[Opening Excerpted records section]

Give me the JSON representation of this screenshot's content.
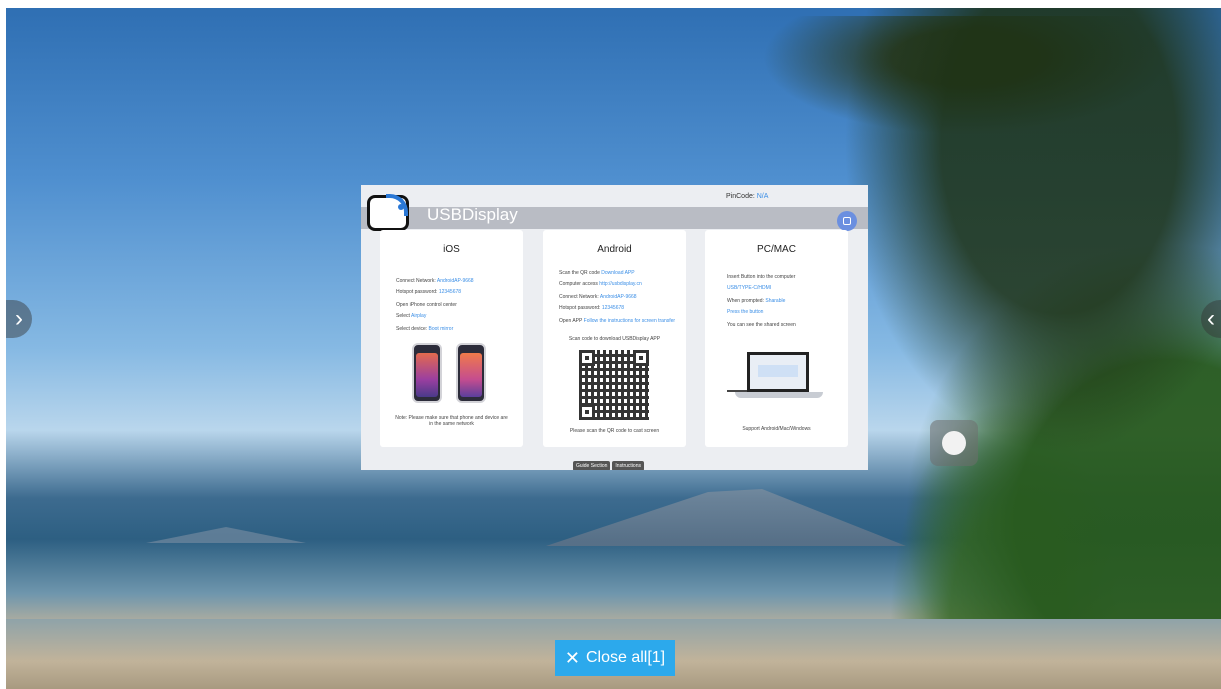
{
  "dialog": {
    "app_title": "USBDisplay",
    "pincode_label": "PinCode:",
    "pincode_value": "N/A",
    "cards": {
      "ios": {
        "title": "iOS",
        "network_label": "Connect Network:",
        "network_value": "AndroidAP-9668",
        "password_label": "Hotspot password:",
        "password_value": "12345678",
        "control_center": "Open iPhone control center",
        "select_label": "Select",
        "select_value": "Airplay",
        "device_label": "Select device:",
        "device_value": "Boot mirror",
        "note": "Note: Please make sure that phone and device are in the same network"
      },
      "android": {
        "title": "Android",
        "scan_label": "Scan the QR code",
        "scan_value": "Download APP",
        "access_label": "Computer access",
        "access_value": "http://usbdisplay.cn",
        "network_label": "Connect Network:",
        "network_value": "AndroidAP-9668",
        "password_label": "Hotspot password:",
        "password_value": "12345678",
        "open_label": "Open APP",
        "open_value": "Follow the instructions for screen transfer",
        "scan_download": "Scan code to download USBDisplay APP",
        "cast_note": "Please scan the QR code to cast screen"
      },
      "pc": {
        "title": "PC/MAC",
        "insert_label": "Insert Button into the computer",
        "insert_value": "USB/TYPE-C/HDMI",
        "prompted_label": "When prompted:",
        "prompted_value": "Sharable",
        "press": "Press the button",
        "shared": "You can see the shared screen",
        "support": "Support Android/Mac/Windows"
      }
    },
    "tabs": [
      "Guide Section",
      "Instructions"
    ]
  },
  "close_all": {
    "label": "Close all[1]"
  },
  "icons": {
    "left_arrow": "chevron-right-icon",
    "right_arrow": "chevron-left-icon",
    "close": "close-icon"
  }
}
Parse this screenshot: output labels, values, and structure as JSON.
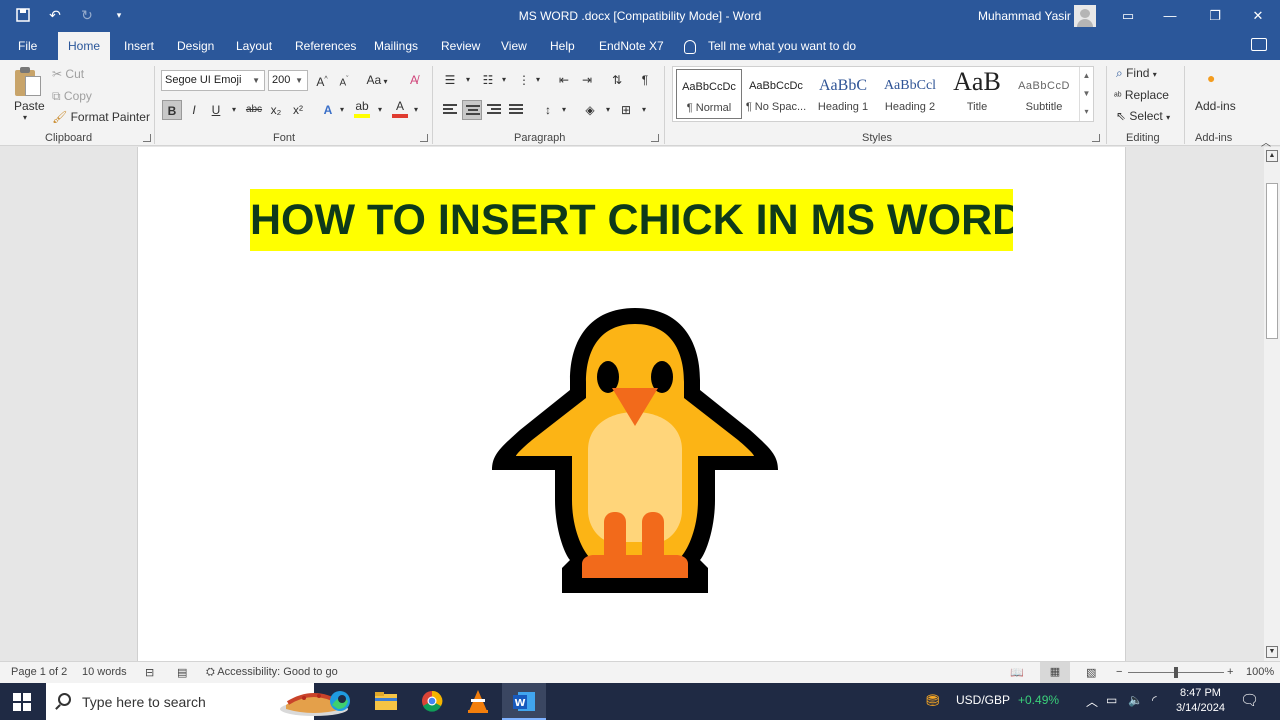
{
  "window": {
    "title": "MS WORD .docx  [Compatibility Mode]  -  Word",
    "user_name": "Muhammad Yasir"
  },
  "tabs": [
    "File",
    "Home",
    "Insert",
    "Design",
    "Layout",
    "References",
    "Mailings",
    "Review",
    "View",
    "Help",
    "EndNote X7"
  ],
  "tell_me": "Tell me what you want to do",
  "clipboard": {
    "paste": "Paste",
    "cut": "Cut",
    "copy": "Copy",
    "format_painter": "Format Painter",
    "label": "Clipboard"
  },
  "font": {
    "name": "Segoe UI Emoji",
    "size": "200",
    "label": "Font",
    "change_case": "Aa",
    "bold": "B",
    "italic": "I",
    "underline": "U",
    "strikethrough": "abc",
    "subscript": "x₂",
    "superscript": "x²",
    "highlight_color": "#ffff00",
    "font_color": "#e03c31"
  },
  "paragraph": {
    "label": "Paragraph",
    "pilcrow": "¶"
  },
  "styles": {
    "label": "Styles",
    "items": [
      {
        "sample": "AaBbCcDc",
        "name": "¶ Normal"
      },
      {
        "sample": "AaBbCcDc",
        "name": "¶ No Spac..."
      },
      {
        "sample": "AaBbC",
        "name": "Heading 1"
      },
      {
        "sample": "AaBbCcl",
        "name": "Heading 2"
      },
      {
        "sample": "AaB",
        "name": "Title"
      },
      {
        "sample": "AaBbCcD",
        "name": "Subtitle"
      }
    ]
  },
  "editing": {
    "find": "Find",
    "replace": "Replace",
    "select": "Select",
    "label": "Editing"
  },
  "addins": {
    "button": "Add-ins",
    "label": "Add-ins"
  },
  "document": {
    "heading": "HOW TO INSERT CHICK IN MS WORD",
    "heading_highlight": "#ffff00",
    "heading_color": "#0e3a1a"
  },
  "status": {
    "page": "Page 1 of 2",
    "words": "10 words",
    "accessibility": "Accessibility: Good to go",
    "zoom": "100%"
  },
  "taskbar": {
    "search_placeholder": "Type here to search",
    "currency_pair": "USD/GBP",
    "currency_change": "+0.49%",
    "time": "8:47 PM",
    "date": "3/14/2024"
  },
  "colors": {
    "word_blue": "#2b579a",
    "ribbon_bg": "#f3f3f3",
    "taskbar_bg": "#1f2a44"
  }
}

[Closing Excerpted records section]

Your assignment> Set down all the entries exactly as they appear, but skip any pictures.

Response to the task>
Give me the JSON representation of this screenshot's content.
{
  "dialog": {
    "app_title": "USBDisplay",
    "pincode_label": "PinCode:",
    "pincode_value": "N/A",
    "cards": {
      "ios": {
        "title": "iOS",
        "network_label": "Connect Network:",
        "network_value": "AndroidAP-9668",
        "password_label": "Hotspot password:",
        "password_value": "12345678",
        "control_center": "Open iPhone control center",
        "select_label": "Select",
        "select_value": "Airplay",
        "device_label": "Select device:",
        "device_value": "Boot mirror",
        "note": "Note: Please make sure that phone and device are in the same network"
      },
      "android": {
        "title": "Android",
        "scan_label": "Scan the QR code",
        "scan_value": "Download APP",
        "access_label": "Computer access",
        "access_value": "http://usbdisplay.cn",
        "network_label": "Connect Network:",
        "network_value": "AndroidAP-9668",
        "password_label": "Hotspot password:",
        "password_value": "12345678",
        "open_label": "Open APP",
        "open_value": "Follow the instructions for screen transfer",
        "scan_download": "Scan code to download USBDisplay APP",
        "cast_note": "Please scan the QR code to cast screen"
      },
      "pc": {
        "title": "PC/MAC",
        "insert_label": "Insert Button into the computer",
        "insert_value": "USB/TYPE-C/HDMI",
        "prompted_label": "When prompted:",
        "prompted_value": "Sharable",
        "press": "Press the button",
        "shared": "You can see the shared screen",
        "support": "Support Android/Mac/Windows"
      }
    },
    "tabs": [
      "Guide Section",
      "Instructions"
    ]
  },
  "close_all": {
    "label": "Close all[1]"
  },
  "icons": {
    "left_arrow": "chevron-right-icon",
    "right_arrow": "chevron-left-icon",
    "close": "close-icon"
  }
}
Parse this screenshot: output labels, values, and structure as JSON.
{
  "window": {
    "title": "MS WORD .docx  [Compatibility Mode]  -  Word",
    "user_name": "Muhammad Yasir"
  },
  "tabs": [
    "File",
    "Home",
    "Insert",
    "Design",
    "Layout",
    "References",
    "Mailings",
    "Review",
    "View",
    "Help",
    "EndNote X7"
  ],
  "tell_me": "Tell me what you want to do",
  "clipboard": {
    "paste": "Paste",
    "cut": "Cut",
    "copy": "Copy",
    "format_painter": "Format Painter",
    "label": "Clipboard"
  },
  "font": {
    "name": "Segoe UI Emoji",
    "size": "200",
    "label": "Font",
    "change_case": "Aa",
    "bold": "B",
    "italic": "I",
    "underline": "U",
    "strikethrough": "abc",
    "subscript": "x₂",
    "superscript": "x²",
    "highlight_color": "#ffff00",
    "font_color": "#e03c31"
  },
  "paragraph": {
    "label": "Paragraph",
    "pilcrow": "¶"
  },
  "styles": {
    "label": "Styles",
    "items": [
      {
        "sample": "AaBbCcDc",
        "name": "¶ Normal"
      },
      {
        "sample": "AaBbCcDc",
        "name": "¶ No Spac..."
      },
      {
        "sample": "AaBbC",
        "name": "Heading 1"
      },
      {
        "sample": "AaBbCcl",
        "name": "Heading 2"
      },
      {
        "sample": "AaB",
        "name": "Title"
      },
      {
        "sample": "AaBbCcD",
        "name": "Subtitle"
      }
    ]
  },
  "editing": {
    "find": "Find",
    "replace": "Replace",
    "select": "Select",
    "label": "Editing"
  },
  "addins": {
    "button": "Add-ins",
    "label": "Add-ins"
  },
  "document": {
    "heading": "HOW TO INSERT CHICK IN MS WORD",
    "heading_highlight": "#ffff00",
    "heading_color": "#0e3a1a"
  },
  "status": {
    "page": "Page 1 of 2",
    "words": "10 words",
    "accessibility": "Accessibility: Good to go",
    "zoom": "100%"
  },
  "taskbar": {
    "search_placeholder": "Type here to search",
    "currency_pair": "USD/GBP",
    "currency_change": "+0.49%",
    "time": "8:47 PM",
    "date": "3/14/2024"
  },
  "colors": {
    "word_blue": "#2b579a",
    "ribbon_bg": "#f3f3f3",
    "taskbar_bg": "#1f2a44"
  }
}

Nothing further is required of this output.